* **Working data**
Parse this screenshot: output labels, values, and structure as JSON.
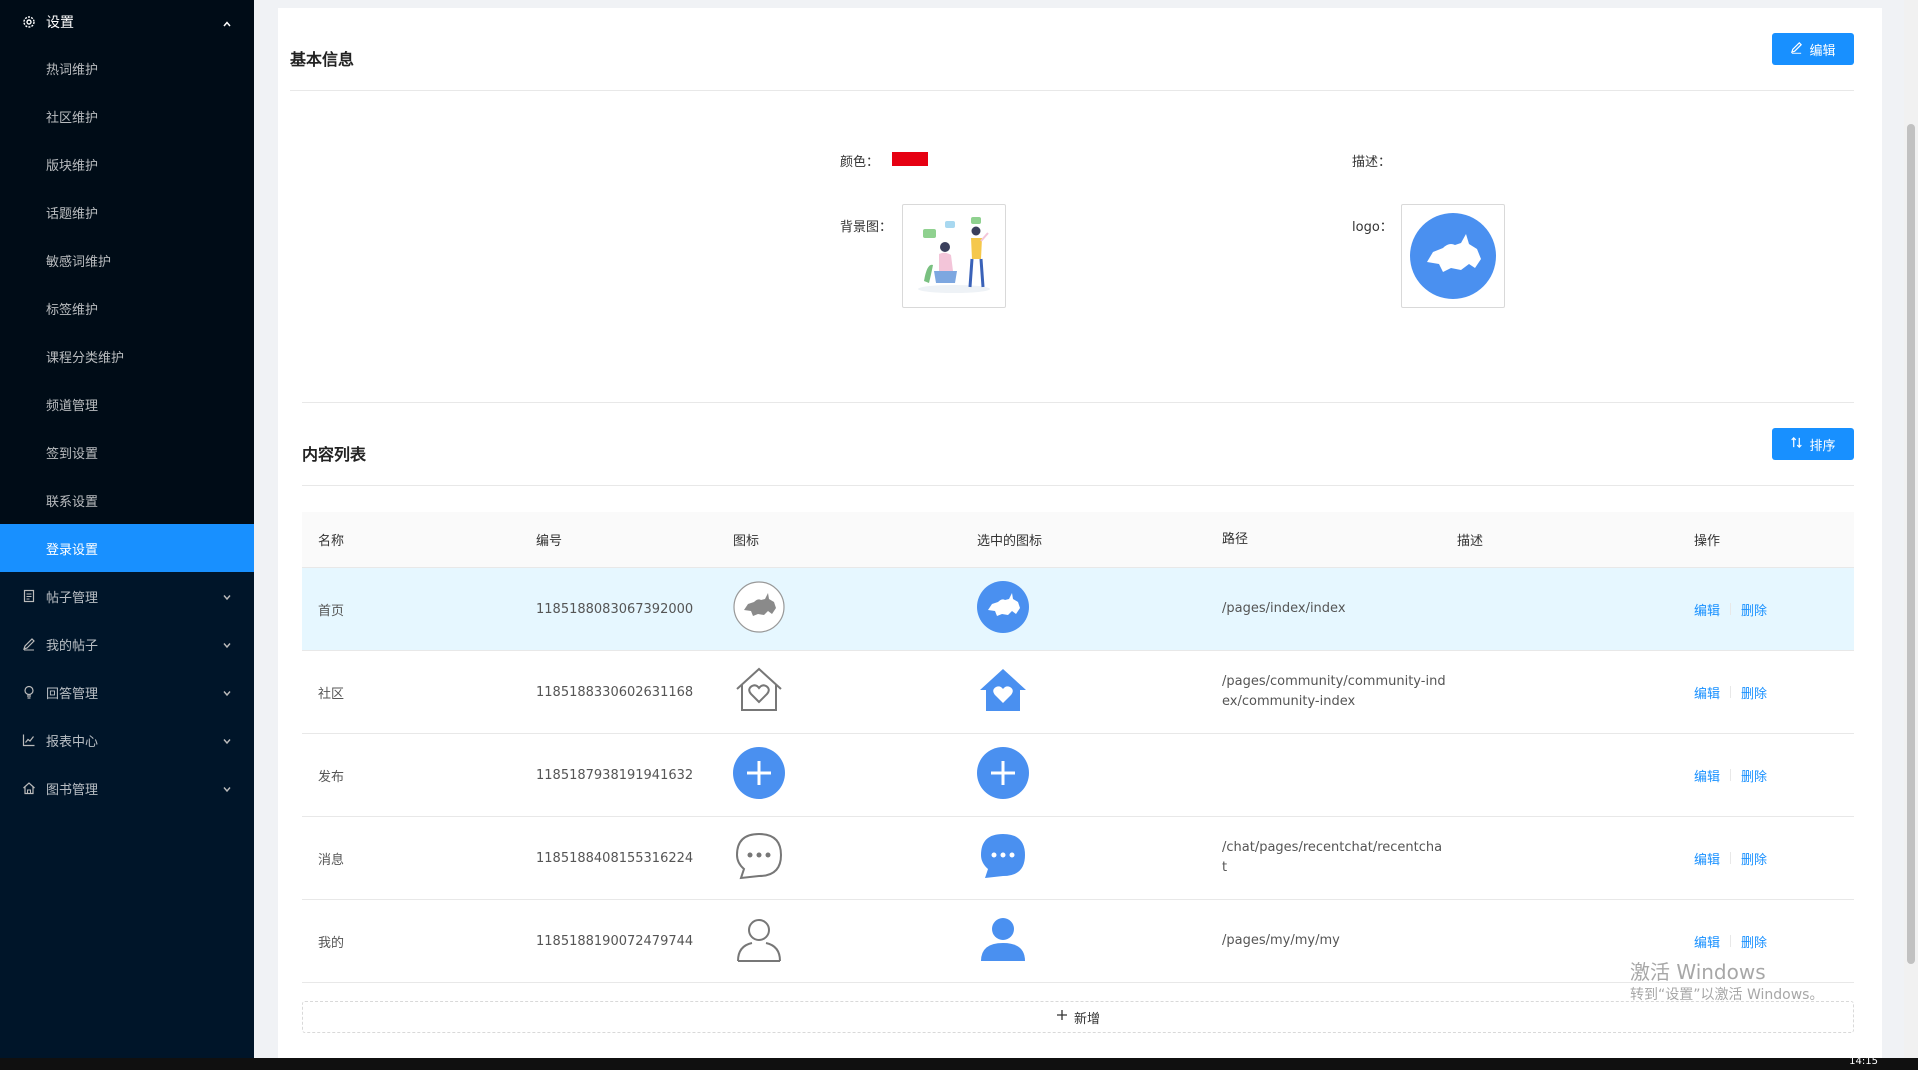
{
  "sidebar": {
    "group_label": "设置",
    "sub_items": [
      "热词维护",
      "社区维护",
      "版块维护",
      "话题维护",
      "敏感词维护",
      "标签维护",
      "课程分类维护",
      "频道管理",
      "签到设置",
      "联系设置",
      "登录设置"
    ],
    "active_sub_index": 10,
    "top_items": [
      {
        "label": "帖子管理",
        "icon": "file-icon"
      },
      {
        "label": "我的帖子",
        "icon": "edit-icon"
      },
      {
        "label": "回答管理",
        "icon": "bulb-icon"
      },
      {
        "label": "报表中心",
        "icon": "line-chart-icon"
      },
      {
        "label": "图书管理",
        "icon": "home-icon"
      }
    ]
  },
  "basic_info": {
    "title": "基本信息",
    "edit_label": "编辑",
    "color_label": "颜色：",
    "color_value": "#e60012",
    "desc_label": "描述：",
    "bg_label": "背景图：",
    "logo_label": "logo："
  },
  "content_list": {
    "title": "内容列表",
    "sort_label": "排序",
    "columns": [
      "名称",
      "编号",
      "图标",
      "选中的图标",
      "路径",
      "描述",
      "操作"
    ],
    "rows": [
      {
        "name": "首页",
        "id": "1185188083067392000",
        "icon": "rhino-icon",
        "path": "/pages/index/index",
        "desc": ""
      },
      {
        "name": "社区",
        "id": "1185188330602631168",
        "icon": "house-heart-icon",
        "path": "/pages/community/community-index/community-index",
        "desc": ""
      },
      {
        "name": "发布",
        "id": "1185187938191941632",
        "icon": "plus-circle-icon",
        "path": "",
        "desc": ""
      },
      {
        "name": "消息",
        "id": "1185188408155316224",
        "icon": "chat-bubble-icon",
        "path": "/chat/pages/recentchat/recentchat",
        "desc": ""
      },
      {
        "name": "我的",
        "id": "1185188190072479744",
        "icon": "user-icon",
        "path": "/pages/my/my/my",
        "desc": ""
      }
    ],
    "op_edit": "编辑",
    "op_delete": "删除",
    "add_label": "新增"
  },
  "watermark": {
    "line1": "激活 Windows",
    "line2": "转到“设置”以激活 Windows。"
  },
  "taskbar": {
    "clock": "14:15"
  },
  "colors": {
    "primary": "#1890ff",
    "sidebar_bg": "#001529",
    "icon_blue": "#4a90f0"
  }
}
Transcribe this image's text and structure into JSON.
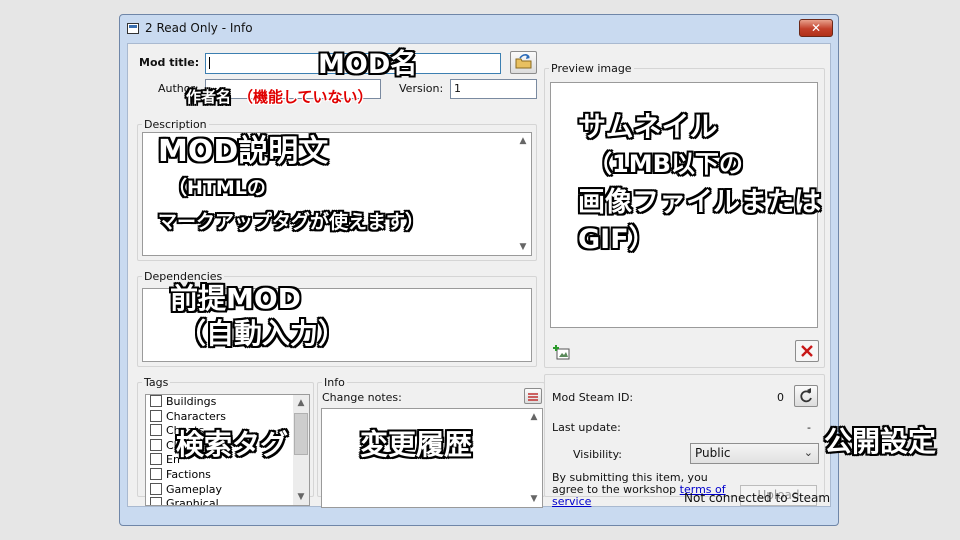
{
  "window": {
    "title": "2 Read Only - Info",
    "close_glyph": "✕"
  },
  "form": {
    "mod_title_label": "Mod title:",
    "author_label": "Author:",
    "version_label": "Version:",
    "version_value": "1",
    "description_label": "Description",
    "dependencies_label": "Dependencies",
    "preview_label": "Preview image",
    "tags_label": "Tags",
    "info_label": "Info",
    "change_notes_label": "Change notes:"
  },
  "tags": [
    "Buildings",
    "Characters",
    "Cheats",
    "Cl",
    "En",
    "Factions",
    "Gameplay",
    "Graphical"
  ],
  "steam": {
    "mod_id_label": "Mod Steam ID:",
    "mod_id_value": "0",
    "last_update_label": "Last update:",
    "last_update_value": "-",
    "visibility_label": "Visibility:",
    "visibility_value": "Public",
    "agree_text_1": "By submitting this item, you",
    "agree_text_2": "agree to the workshop",
    "terms_1": "terms of",
    "terms_2": "service",
    "upload_label": "Upload"
  },
  "status": {
    "text": "Not connected to Steam"
  },
  "annotations": {
    "mod_name": "MOD名",
    "author_name": "作者名",
    "author_note": "（機能していない）",
    "desc_line1": "MOD説明文",
    "desc_line2": "（HTMLの",
    "desc_line3": "マークアップタグが使えます）",
    "preview_line1": "サムネイル",
    "preview_line2": "（1MB以下の",
    "preview_line3": "画像ファイルまたは",
    "preview_line4": "GIF）",
    "deps_line1": "前提MOD",
    "deps_line2": "（自動入力）",
    "tags": "検索タグ",
    "history": "変更履歴",
    "visibility": "公開設定"
  },
  "colors": {
    "title_bg": "#c9daf0",
    "client_bg": "#f0f0f0",
    "link": "#0000cc",
    "close_red": "#c2402a"
  },
  "icons": [
    "window-app-icon",
    "close-icon",
    "folder-browse-icon",
    "add-image-icon",
    "delete-x-icon",
    "change-notes-icon",
    "refresh-icon",
    "chevron-down-icon"
  ]
}
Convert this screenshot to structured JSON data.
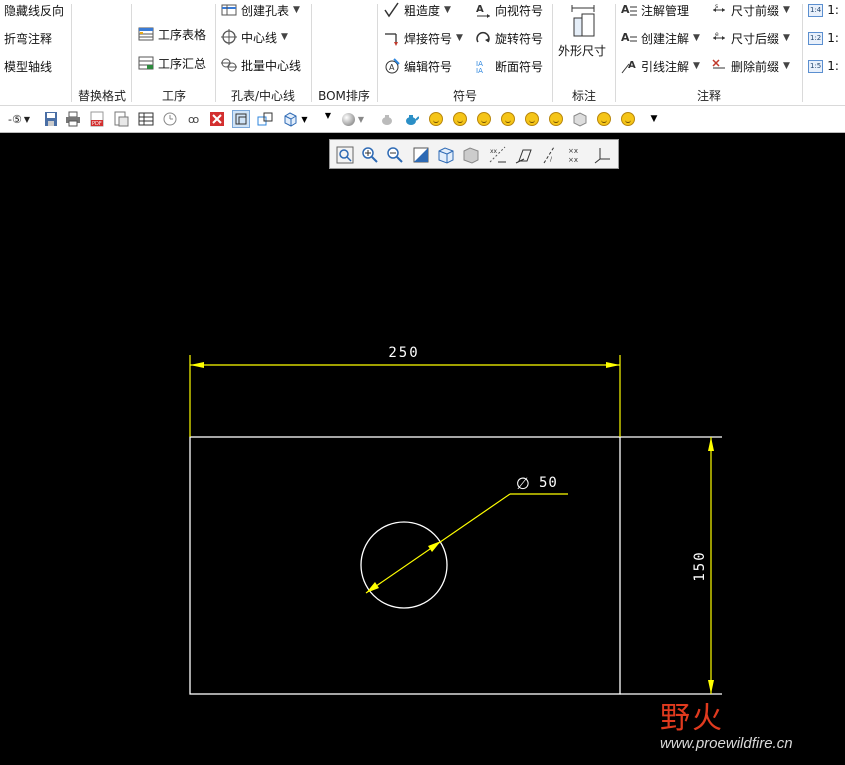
{
  "ribbon": {
    "col1": {
      "items": [
        "隐藏线反向",
        "折弯注释",
        "模型轴线"
      ]
    },
    "col2": {
      "label": "替换格式"
    },
    "col3": {
      "items": [
        "工序表格",
        "工序汇总"
      ],
      "label": "工序"
    },
    "col4": {
      "items": [
        "创建孔表",
        "中心线",
        "批量中心线"
      ],
      "label": "孔表/中心线"
    },
    "col5": {
      "label": "BOM排序"
    },
    "col6": {
      "items_left": [
        "粗造度",
        "焊接符号",
        "编辑符号"
      ],
      "items_right": [
        "向视符号",
        "旋转符号",
        "断面符号"
      ],
      "label": "符号"
    },
    "col7": {
      "item": "外形尺寸",
      "label": "标注"
    },
    "col8": {
      "items_left": [
        "注解管理",
        "创建注解",
        "引线注解"
      ],
      "items_right": [
        "尺寸前缀",
        "尺寸后缀",
        "删除前缀"
      ],
      "label": "注释"
    },
    "col9": {
      "items": [
        "1:",
        "1:",
        "1:"
      ],
      "icons": [
        "1:4",
        "1:2",
        "1:5"
      ]
    }
  },
  "qat": {
    "first": "-⑤"
  },
  "drawing": {
    "dim_width": "250",
    "dim_height": "150",
    "dim_dia": "50",
    "dia_symbol": "∅",
    "colors": {
      "outline": "#ffffff",
      "dimension": "#ffff00",
      "background": "#000000"
    }
  },
  "watermark": {
    "brand": "野火",
    "url": "www.proewildfire.cn"
  }
}
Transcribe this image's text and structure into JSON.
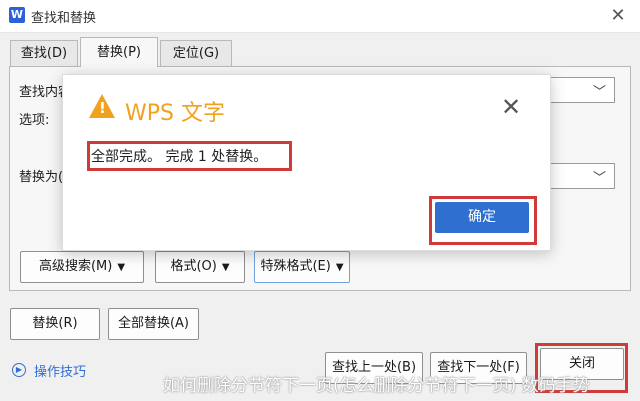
{
  "window": {
    "icon_letter": "W",
    "title": "查找和替换",
    "close_glyph": "✕"
  },
  "tabs": [
    {
      "label": "查找(D)"
    },
    {
      "label": "替换(P)"
    },
    {
      "label": "定位(G)"
    }
  ],
  "find": {
    "label": "查找内容"
  },
  "options": {
    "label": "选项:"
  },
  "replace": {
    "label": "替换为("
  },
  "buttons": {
    "advanced": "高级搜索(M)",
    "format": "格式(O)",
    "special": "特殊格式(E)",
    "replace": "替换(R)",
    "replace_all": "全部替换(A)",
    "find_prev": "查找上一处(B)",
    "find_next": "查找下一处(F)",
    "close": "关闭"
  },
  "tips": {
    "label": "操作技巧"
  },
  "dialog": {
    "title": "WPS 文字",
    "warning_glyph": "!",
    "close_glyph": "✕",
    "message": "全部完成。 完成 1 处替换。",
    "ok_label": "确定"
  },
  "watermark": "如何删除分节符下一页(怎么删除分节符下一页) 数码手势"
}
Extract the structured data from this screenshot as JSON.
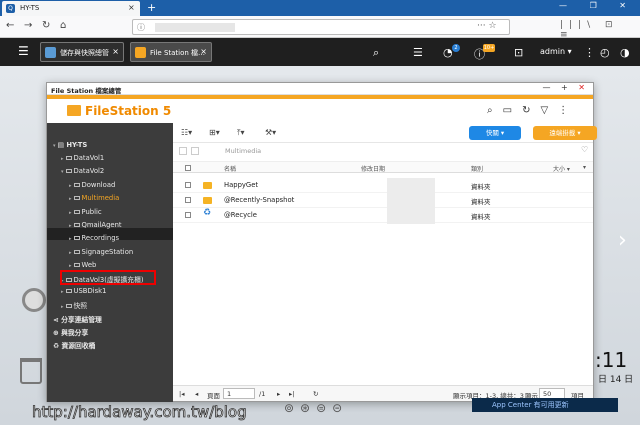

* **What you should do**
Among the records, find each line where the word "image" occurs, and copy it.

* **Solution to the problem**
Transcribe this image's text and structure into JSON.
    "preview_label": "Preview image",
    "add-image-icon",
Transcribe this image's text and structure into JSON.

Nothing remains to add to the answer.